(WHAT IS BEING ASKED):
Return every line of the data below exactly, but do not include the images.

-- DATASET RECORDS follows --

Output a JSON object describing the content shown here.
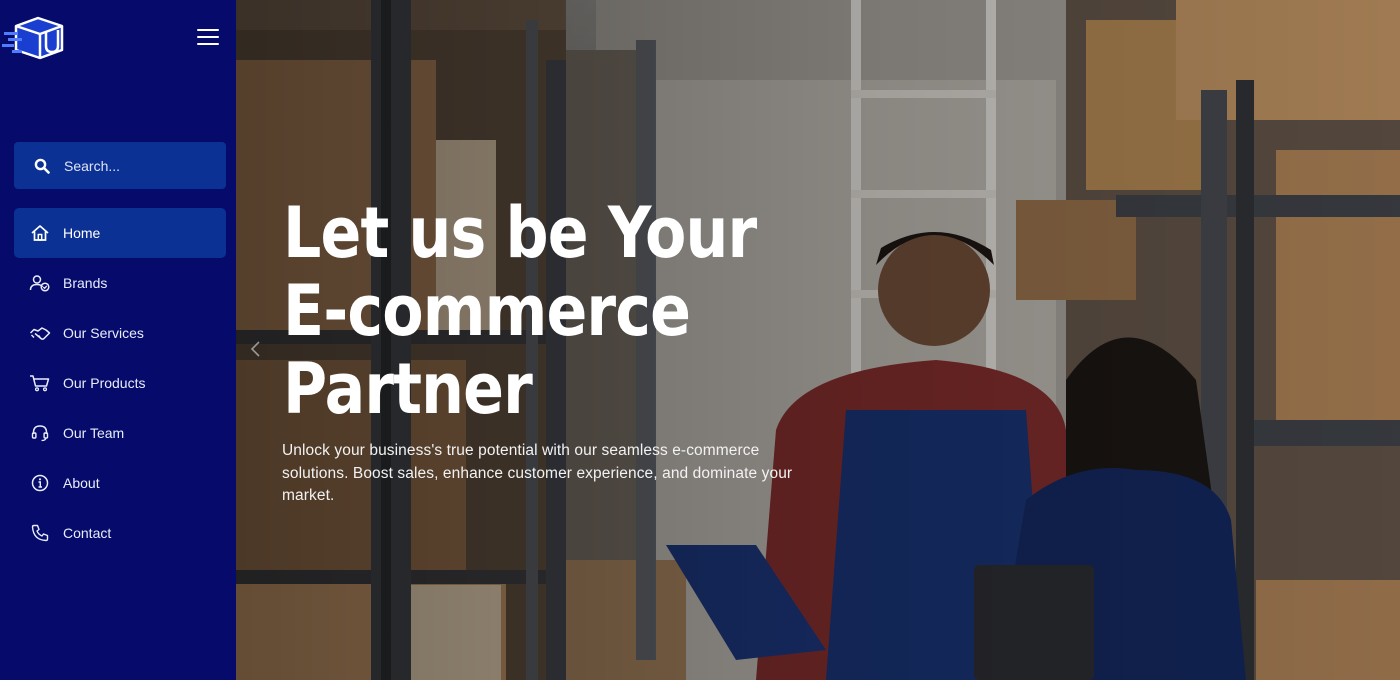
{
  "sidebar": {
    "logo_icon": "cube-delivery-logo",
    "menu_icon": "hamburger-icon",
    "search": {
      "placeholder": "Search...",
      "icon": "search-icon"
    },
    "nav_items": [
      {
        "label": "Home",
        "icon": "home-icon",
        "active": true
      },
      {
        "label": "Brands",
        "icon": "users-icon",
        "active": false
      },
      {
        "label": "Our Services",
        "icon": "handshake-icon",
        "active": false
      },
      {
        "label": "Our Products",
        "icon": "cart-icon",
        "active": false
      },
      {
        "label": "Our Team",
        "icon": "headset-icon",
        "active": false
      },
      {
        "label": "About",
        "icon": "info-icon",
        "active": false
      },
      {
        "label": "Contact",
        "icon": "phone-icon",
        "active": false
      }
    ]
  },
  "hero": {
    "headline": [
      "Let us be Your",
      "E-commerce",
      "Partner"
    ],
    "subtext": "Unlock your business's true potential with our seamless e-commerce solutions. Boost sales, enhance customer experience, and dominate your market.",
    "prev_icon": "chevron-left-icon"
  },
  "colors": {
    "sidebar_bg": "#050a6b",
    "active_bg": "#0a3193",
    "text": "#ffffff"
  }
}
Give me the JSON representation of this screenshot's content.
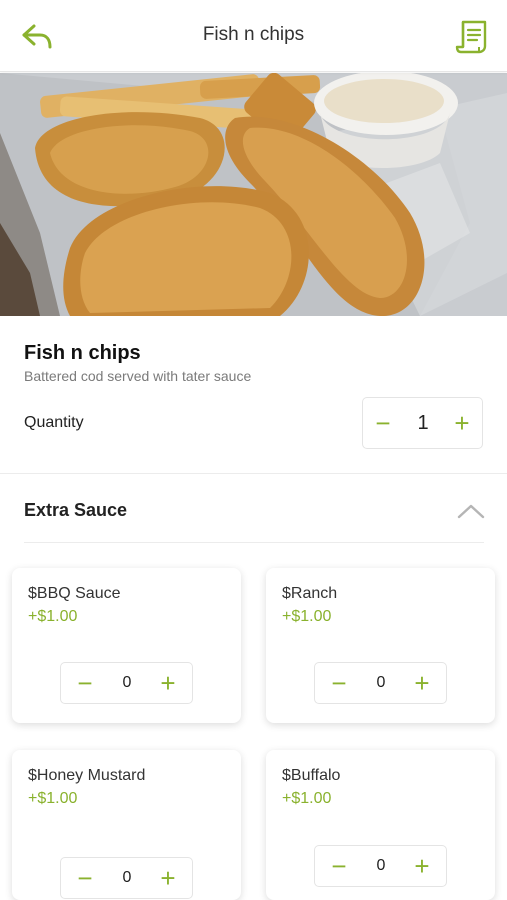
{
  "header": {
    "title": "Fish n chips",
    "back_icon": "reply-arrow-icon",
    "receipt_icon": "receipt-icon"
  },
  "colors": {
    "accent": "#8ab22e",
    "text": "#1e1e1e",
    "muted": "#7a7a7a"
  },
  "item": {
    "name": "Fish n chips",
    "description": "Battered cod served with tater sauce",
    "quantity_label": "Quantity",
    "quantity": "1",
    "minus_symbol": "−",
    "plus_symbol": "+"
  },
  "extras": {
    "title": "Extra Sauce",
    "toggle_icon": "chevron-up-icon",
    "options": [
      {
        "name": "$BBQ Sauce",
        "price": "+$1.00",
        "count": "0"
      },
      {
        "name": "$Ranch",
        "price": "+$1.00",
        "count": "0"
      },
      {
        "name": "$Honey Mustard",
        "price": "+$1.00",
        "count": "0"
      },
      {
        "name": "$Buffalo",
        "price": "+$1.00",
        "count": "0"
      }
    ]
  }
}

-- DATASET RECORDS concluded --

(EXERCISE RESPONSE):
Output a JSON object describing the content shown here.
{
  "sidebar": {
    "logo_icon": "cube-delivery-logo",
    "menu_icon": "hamburger-icon",
    "search": {
      "placeholder": "Search...",
      "icon": "search-icon"
    },
    "nav_items": [
      {
        "label": "Home",
        "icon": "home-icon",
        "active": true
      },
      {
        "label": "Brands",
        "icon": "users-icon",
        "active": false
      },
      {
        "label": "Our Services",
        "icon": "handshake-icon",
        "active": false
      },
      {
        "label": "Our Products",
        "icon": "cart-icon",
        "active": false
      },
      {
        "label": "Our Team",
        "icon": "headset-icon",
        "active": false
      },
      {
        "label": "About",
        "icon": "info-icon",
        "active": false
      },
      {
        "label": "Contact",
        "icon": "phone-icon",
        "active": false
      }
    ]
  },
  "hero": {
    "headline": [
      "Let us be Your",
      "E-commerce",
      "Partner"
    ],
    "subtext": "Unlock your business's true potential with our seamless e-commerce solutions. Boost sales, enhance customer experience, and dominate your market.",
    "prev_icon": "chevron-left-icon"
  },
  "colors": {
    "sidebar_bg": "#050a6b",
    "active_bg": "#0a3193",
    "text": "#ffffff"
  }
}
Give me the JSON representation of this screenshot's content.
{
  "header": {
    "title": "Fish n chips",
    "back_icon": "reply-arrow-icon",
    "receipt_icon": "receipt-icon"
  },
  "colors": {
    "accent": "#8ab22e",
    "text": "#1e1e1e",
    "muted": "#7a7a7a"
  },
  "item": {
    "name": "Fish n chips",
    "description": "Battered cod served with tater sauce",
    "quantity_label": "Quantity",
    "quantity": "1",
    "minus_symbol": "−",
    "plus_symbol": "+"
  },
  "extras": {
    "title": "Extra Sauce",
    "toggle_icon": "chevron-up-icon",
    "options": [
      {
        "name": "$BBQ Sauce",
        "price": "+$1.00",
        "count": "0"
      },
      {
        "name": "$Ranch",
        "price": "+$1.00",
        "count": "0"
      },
      {
        "name": "$Honey Mustard",
        "price": "+$1.00",
        "count": "0"
      },
      {
        "name": "$Buffalo",
        "price": "+$1.00",
        "count": "0"
      }
    ]
  }
}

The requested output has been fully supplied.